<
>

USC rivalry moment No. 3: The shootout

12/1/2010

Getty Images

USC receiver Johnnie Morton makes the winning catch in the Trojans' 45-42 victory over UCLA in 1990.

Johnnie Morton figured he had just won the game when he came down with a 21-yard touchdown pass with a little over three minutes left.

It had better be over, he thought. Morton separated his shoulder while crashing to the ground after the catch and he didn’t even want to think about going back in. But UCLA started marching and Kevin Smith plunged into the end zone to give the Bruins a 42-38 lead with 1:19 to go in that memorable 1990 game, the highest-scoring ever played between the two teams.

“I’m like, ‘They’re not going to score. There’s not enough time.’ Then, they scored and it was like, ‘Uh-oh,’ “ Morton said. “I wasn’t sure if I could run any more. It was burning.”

Lucky for USC, it turned out he could run. He could also catch.

The Trojans marched quickly once again -- defense wasn’t a big commodity that day -- and, with 16 seconds left, quarterback Todd Marinovich threw one up to the left corner of the end zone. Morton leaped to bring it down for the winning score.

Morton, who played 12 seasons in the NFL, said it was the most fun he ever had on a football field and “it’s not even close.”

That USC offense didn’t lack for confidence. Before the winning play, Morton remembers winking at Marinovich to let him know he was ready to make the winning play. He also remembers Marinovich pointing at UCLA defensive back Dion Lambert before the snap. Lambert had been playing aggressive man-to-man defense on Morton the whole game.

“You can see it on the film. He was like, ‘I’m coming your way,’ and Lambert was like, 'No, you aren't,' and he still threw it. It was kind of like, ‘That’s your [behind],’ " Morton said.

Marinovich doesn't remember it like that. In fact, it's quite the opposite, he said. He was pointing at Lambert, because he planned to throw the ball to Gary Wellman in a seam between two safeties on the other side. But Wellman was slow to get out of his break, so he came back to Morton on the fade route.

"That was one of my fondest memories by far," Marinovich said.

It wasn’t the USC-UCLA game with the highest stakes. The Bruins were unranked and USC wasn’t bound for the Rose Bowl that year. But it was among the most entertaining games the teams have played.

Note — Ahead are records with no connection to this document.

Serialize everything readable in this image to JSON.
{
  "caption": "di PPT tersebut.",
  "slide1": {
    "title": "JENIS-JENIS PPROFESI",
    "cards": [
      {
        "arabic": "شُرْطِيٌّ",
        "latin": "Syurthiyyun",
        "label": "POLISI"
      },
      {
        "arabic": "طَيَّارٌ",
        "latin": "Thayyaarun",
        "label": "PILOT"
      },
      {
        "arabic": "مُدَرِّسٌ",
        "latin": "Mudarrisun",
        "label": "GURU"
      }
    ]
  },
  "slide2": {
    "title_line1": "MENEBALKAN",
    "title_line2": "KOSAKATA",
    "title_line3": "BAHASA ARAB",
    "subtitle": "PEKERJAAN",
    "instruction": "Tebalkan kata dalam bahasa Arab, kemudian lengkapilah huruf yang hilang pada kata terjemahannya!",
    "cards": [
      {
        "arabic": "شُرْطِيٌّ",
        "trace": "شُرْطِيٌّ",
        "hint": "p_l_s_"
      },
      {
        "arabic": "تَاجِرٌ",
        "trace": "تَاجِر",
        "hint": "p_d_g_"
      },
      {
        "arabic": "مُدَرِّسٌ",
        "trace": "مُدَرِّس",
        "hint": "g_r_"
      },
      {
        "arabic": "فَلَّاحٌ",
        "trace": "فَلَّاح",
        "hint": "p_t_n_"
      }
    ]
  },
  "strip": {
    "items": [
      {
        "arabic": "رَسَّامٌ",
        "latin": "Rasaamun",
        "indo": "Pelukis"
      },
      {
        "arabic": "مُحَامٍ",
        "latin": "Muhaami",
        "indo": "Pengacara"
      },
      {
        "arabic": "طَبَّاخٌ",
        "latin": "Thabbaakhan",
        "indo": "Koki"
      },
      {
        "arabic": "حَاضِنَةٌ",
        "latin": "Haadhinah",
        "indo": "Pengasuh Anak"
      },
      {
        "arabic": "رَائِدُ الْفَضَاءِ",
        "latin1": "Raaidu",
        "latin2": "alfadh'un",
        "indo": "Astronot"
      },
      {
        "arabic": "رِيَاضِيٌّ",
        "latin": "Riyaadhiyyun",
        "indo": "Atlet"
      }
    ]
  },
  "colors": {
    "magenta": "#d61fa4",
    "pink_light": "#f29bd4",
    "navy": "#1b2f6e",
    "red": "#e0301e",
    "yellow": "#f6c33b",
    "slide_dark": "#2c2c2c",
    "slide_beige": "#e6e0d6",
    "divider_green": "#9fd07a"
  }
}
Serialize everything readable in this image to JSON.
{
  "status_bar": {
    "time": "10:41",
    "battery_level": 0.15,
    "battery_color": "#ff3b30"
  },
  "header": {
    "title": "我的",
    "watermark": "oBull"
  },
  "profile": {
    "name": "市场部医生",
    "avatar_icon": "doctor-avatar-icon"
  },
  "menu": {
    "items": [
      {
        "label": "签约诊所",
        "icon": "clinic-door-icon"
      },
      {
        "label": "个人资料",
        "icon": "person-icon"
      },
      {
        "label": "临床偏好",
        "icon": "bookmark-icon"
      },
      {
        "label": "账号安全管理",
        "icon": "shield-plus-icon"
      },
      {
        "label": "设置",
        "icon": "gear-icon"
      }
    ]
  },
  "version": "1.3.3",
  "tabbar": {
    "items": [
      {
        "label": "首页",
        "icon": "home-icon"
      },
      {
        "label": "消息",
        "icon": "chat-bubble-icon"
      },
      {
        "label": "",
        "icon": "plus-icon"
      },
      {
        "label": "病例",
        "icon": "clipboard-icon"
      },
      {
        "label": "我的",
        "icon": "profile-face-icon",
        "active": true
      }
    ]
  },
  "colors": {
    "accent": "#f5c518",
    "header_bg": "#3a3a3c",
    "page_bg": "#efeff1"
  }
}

They combined for 42 points in the fourth quarter and exchanged the lead four times overall.

Morton went on to set a school record for receiving yards (1,520) in his senior season and was taken by the Detroit Lions in the fourth round of the NFL draft in 1994. He later had a game-winning catch in the NFL, but said it was nowhere near as fun as that day against UCLA.

One was for school pride. The other was for work. He remembers when the Lions released him after the 2001 season, in which he had 1,154 yards and four touchdowns.

“They sent me the offensive MVP trophy and the cut letter in the same box,” Morton said. “It was then I knew it was a business.”

Morton was bored after he retired when a fight manager approached him in a cafĂ© to see if he’d like to give mixed martial arts a try. He agreed, but it didn’t go well. He was knocked out in 38 seconds by Bernard Ackah, then tested positive for elevated levels of the steroid epitestosterone. His debut and his retirement were a day apart.

Now, Morton is on to other ventures. He started a beverage company built around his own invention, an anti-hangover drink.

Marinovich is finally getting to enjoy his first love, art. He was a fine arts major at USC before he left after his junior year. The Los Angeles Raiders took him in the first round of the 1991 draft, but he only lasted two seasons in the NFL. He sells paintings, drawings and sculptures at toddmarinovich.com.